··· Data for analysis ···

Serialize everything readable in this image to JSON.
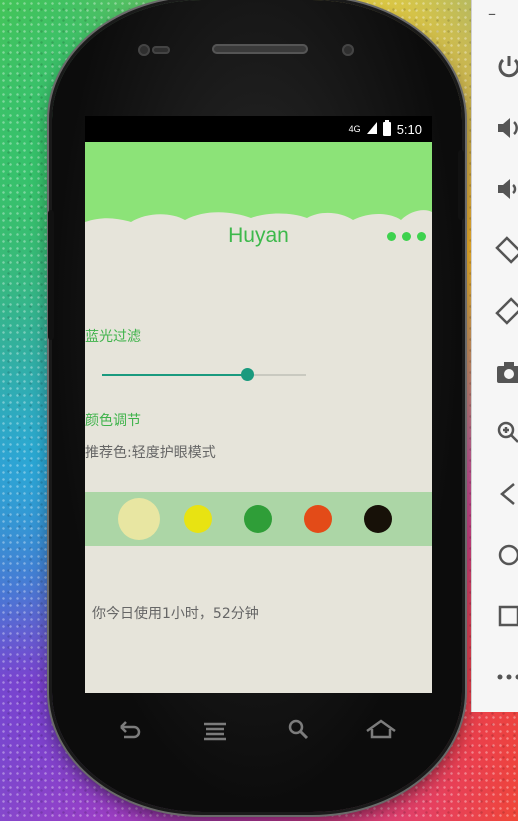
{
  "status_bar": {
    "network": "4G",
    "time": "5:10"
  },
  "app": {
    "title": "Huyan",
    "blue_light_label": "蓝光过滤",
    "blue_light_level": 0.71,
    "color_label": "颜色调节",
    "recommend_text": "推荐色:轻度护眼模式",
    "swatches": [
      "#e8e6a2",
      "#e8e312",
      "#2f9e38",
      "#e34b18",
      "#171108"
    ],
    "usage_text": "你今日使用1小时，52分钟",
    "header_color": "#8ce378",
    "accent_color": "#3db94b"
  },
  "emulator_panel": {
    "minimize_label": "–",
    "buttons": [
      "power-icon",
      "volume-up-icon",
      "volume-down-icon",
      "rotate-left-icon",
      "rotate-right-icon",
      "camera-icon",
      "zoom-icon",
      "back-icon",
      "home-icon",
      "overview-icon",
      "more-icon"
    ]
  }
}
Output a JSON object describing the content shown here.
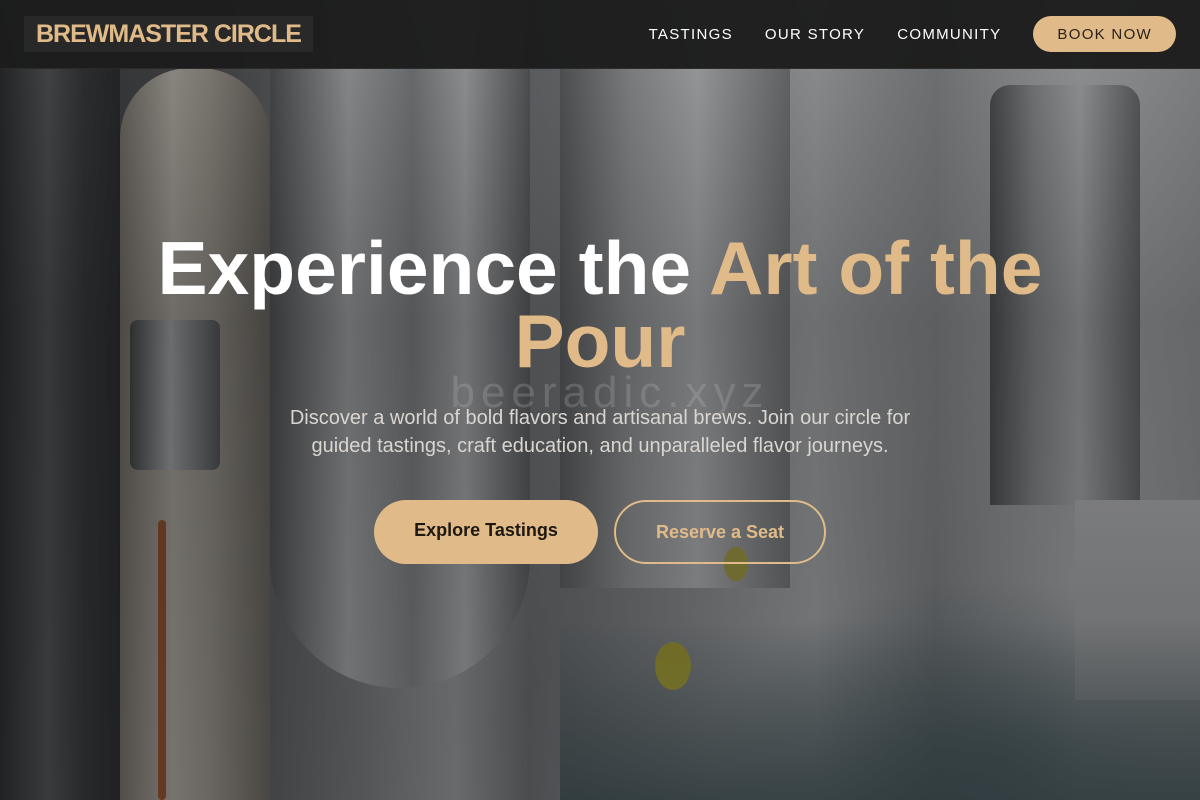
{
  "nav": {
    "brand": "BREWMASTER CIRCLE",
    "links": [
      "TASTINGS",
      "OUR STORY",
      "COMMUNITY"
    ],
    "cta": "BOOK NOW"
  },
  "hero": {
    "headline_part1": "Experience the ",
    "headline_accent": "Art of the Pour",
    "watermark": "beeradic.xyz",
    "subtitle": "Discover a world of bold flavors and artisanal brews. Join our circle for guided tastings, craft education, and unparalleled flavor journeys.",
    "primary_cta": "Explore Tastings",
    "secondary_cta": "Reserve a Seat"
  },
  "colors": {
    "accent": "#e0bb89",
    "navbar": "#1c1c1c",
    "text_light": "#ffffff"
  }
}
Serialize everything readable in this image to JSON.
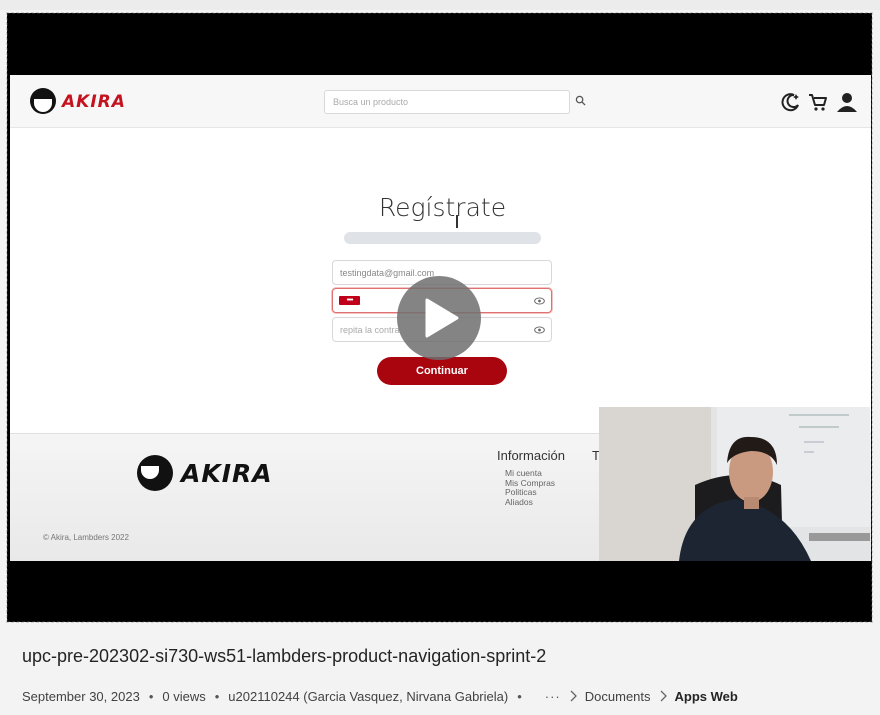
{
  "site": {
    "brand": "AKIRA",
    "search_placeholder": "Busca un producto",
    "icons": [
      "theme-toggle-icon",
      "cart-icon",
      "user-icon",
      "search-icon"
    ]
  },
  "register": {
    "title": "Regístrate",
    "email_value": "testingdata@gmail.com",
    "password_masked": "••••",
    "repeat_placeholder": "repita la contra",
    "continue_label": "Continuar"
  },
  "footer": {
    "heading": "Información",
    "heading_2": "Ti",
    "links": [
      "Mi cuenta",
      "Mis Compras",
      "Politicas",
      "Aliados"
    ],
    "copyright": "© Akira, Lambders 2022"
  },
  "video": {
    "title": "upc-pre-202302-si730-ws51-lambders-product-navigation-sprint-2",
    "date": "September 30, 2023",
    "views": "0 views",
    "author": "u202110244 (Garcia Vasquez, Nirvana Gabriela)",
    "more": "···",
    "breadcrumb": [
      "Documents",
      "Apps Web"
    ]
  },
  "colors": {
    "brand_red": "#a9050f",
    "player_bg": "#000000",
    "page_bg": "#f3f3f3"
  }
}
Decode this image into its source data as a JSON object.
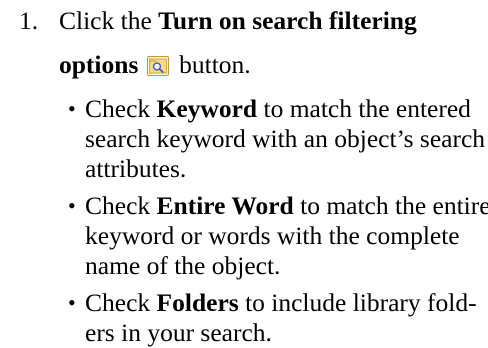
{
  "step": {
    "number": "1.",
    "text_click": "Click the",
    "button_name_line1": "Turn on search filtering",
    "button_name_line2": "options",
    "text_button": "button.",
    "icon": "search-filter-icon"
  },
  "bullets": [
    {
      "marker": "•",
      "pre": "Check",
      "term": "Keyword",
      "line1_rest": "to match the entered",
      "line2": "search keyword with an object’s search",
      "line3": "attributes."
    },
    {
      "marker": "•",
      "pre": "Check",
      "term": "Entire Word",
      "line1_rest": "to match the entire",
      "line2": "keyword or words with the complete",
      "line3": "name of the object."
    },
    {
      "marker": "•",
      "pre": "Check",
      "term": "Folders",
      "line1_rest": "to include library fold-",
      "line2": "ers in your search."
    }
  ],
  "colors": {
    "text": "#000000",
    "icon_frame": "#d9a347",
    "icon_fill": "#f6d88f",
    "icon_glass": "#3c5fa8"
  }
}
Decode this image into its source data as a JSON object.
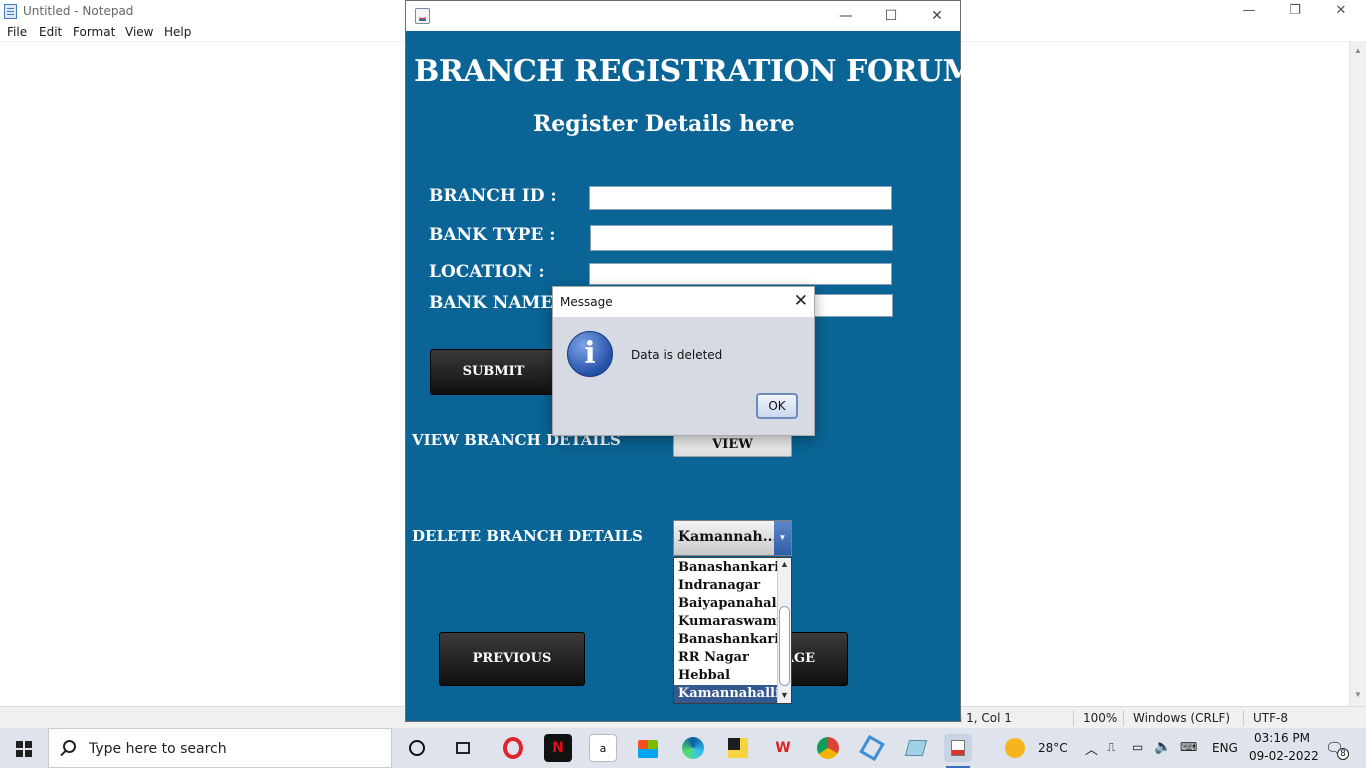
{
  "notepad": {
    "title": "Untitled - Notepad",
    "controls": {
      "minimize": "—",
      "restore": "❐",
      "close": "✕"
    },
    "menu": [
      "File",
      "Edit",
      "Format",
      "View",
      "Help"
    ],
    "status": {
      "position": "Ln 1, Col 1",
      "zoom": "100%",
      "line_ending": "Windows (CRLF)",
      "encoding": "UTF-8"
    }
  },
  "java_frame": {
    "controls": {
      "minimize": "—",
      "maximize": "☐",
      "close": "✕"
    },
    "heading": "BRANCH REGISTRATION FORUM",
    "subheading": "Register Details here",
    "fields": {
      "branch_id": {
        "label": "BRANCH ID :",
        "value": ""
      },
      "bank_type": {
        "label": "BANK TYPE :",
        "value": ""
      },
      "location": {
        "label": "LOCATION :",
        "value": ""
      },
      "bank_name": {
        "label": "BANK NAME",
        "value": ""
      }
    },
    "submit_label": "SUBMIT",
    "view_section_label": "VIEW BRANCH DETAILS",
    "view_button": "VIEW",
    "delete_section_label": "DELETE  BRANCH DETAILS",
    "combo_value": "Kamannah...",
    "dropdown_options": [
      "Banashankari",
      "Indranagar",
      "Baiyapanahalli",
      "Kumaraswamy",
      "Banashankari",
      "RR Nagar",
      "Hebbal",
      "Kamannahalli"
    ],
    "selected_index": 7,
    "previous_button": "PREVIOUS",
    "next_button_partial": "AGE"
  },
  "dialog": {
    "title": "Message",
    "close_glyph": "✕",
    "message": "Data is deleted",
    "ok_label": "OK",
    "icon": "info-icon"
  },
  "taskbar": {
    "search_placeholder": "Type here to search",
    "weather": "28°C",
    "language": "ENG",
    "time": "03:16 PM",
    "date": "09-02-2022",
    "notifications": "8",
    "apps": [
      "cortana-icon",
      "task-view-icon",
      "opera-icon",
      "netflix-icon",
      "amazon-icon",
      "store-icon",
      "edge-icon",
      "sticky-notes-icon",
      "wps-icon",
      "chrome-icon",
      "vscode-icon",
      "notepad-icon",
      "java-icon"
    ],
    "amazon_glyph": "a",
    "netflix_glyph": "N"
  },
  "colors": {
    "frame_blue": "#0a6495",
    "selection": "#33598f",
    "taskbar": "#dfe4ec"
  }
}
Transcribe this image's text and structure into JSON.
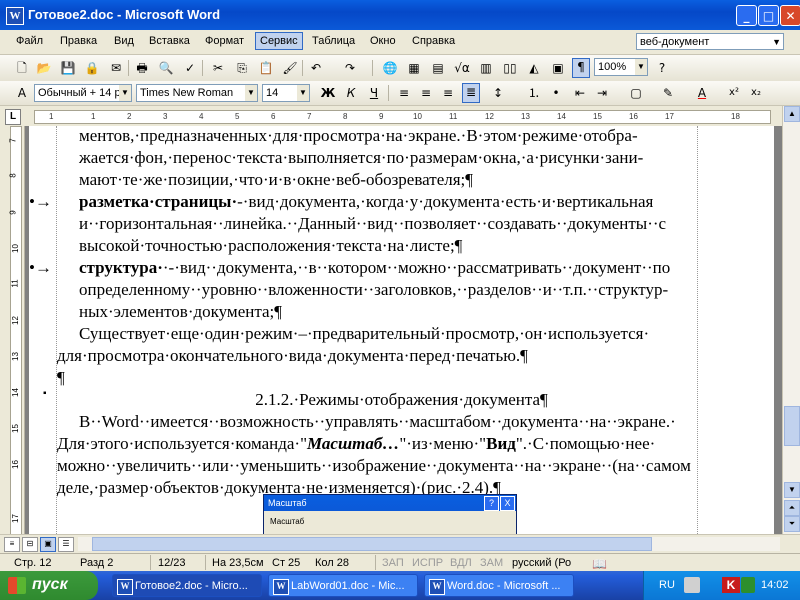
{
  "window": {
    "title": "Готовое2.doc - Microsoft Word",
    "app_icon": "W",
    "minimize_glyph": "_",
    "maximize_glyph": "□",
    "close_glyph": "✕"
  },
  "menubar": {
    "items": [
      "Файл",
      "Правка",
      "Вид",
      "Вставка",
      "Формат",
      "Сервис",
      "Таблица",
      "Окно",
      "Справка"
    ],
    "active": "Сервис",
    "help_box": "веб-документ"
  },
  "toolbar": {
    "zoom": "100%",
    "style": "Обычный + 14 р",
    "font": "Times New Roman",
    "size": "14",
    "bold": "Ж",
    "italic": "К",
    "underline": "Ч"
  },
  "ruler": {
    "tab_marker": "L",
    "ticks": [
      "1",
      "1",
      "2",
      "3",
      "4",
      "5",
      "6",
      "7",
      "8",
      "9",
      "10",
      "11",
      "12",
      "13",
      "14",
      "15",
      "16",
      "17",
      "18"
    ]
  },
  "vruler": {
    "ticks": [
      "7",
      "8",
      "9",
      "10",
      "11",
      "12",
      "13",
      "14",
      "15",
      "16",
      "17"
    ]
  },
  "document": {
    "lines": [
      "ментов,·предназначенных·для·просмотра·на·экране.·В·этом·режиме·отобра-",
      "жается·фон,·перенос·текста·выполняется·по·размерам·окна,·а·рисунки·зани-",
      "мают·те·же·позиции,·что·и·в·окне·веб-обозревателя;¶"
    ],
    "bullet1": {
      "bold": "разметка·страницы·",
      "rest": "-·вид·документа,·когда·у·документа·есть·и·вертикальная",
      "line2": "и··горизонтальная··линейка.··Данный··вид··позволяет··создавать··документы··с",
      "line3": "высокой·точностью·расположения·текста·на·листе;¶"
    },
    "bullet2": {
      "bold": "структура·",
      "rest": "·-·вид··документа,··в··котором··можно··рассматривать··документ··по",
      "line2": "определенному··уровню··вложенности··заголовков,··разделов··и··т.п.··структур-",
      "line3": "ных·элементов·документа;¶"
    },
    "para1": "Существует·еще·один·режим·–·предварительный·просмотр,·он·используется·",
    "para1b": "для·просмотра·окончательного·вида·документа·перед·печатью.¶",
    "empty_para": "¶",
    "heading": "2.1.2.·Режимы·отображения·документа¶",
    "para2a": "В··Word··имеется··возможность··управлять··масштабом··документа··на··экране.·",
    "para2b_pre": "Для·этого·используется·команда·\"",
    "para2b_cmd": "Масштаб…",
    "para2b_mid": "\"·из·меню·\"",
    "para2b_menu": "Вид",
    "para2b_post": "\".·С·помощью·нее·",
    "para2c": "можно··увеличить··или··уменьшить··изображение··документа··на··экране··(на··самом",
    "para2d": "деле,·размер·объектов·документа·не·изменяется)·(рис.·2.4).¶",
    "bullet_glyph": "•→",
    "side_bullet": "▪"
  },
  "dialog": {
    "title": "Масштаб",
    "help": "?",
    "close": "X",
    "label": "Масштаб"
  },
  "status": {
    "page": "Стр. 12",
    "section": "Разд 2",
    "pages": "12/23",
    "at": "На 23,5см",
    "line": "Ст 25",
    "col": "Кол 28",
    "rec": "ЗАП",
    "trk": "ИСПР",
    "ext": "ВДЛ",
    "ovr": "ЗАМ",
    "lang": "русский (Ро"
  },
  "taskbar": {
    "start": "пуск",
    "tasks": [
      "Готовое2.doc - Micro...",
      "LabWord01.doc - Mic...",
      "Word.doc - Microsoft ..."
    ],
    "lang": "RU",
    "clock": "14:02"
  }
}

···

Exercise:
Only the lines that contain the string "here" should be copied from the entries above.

Completed task:
Output a JSON object describing the content shown here.
    "subheading": "Register Details here",
    "search_placeholder": "Type here to search",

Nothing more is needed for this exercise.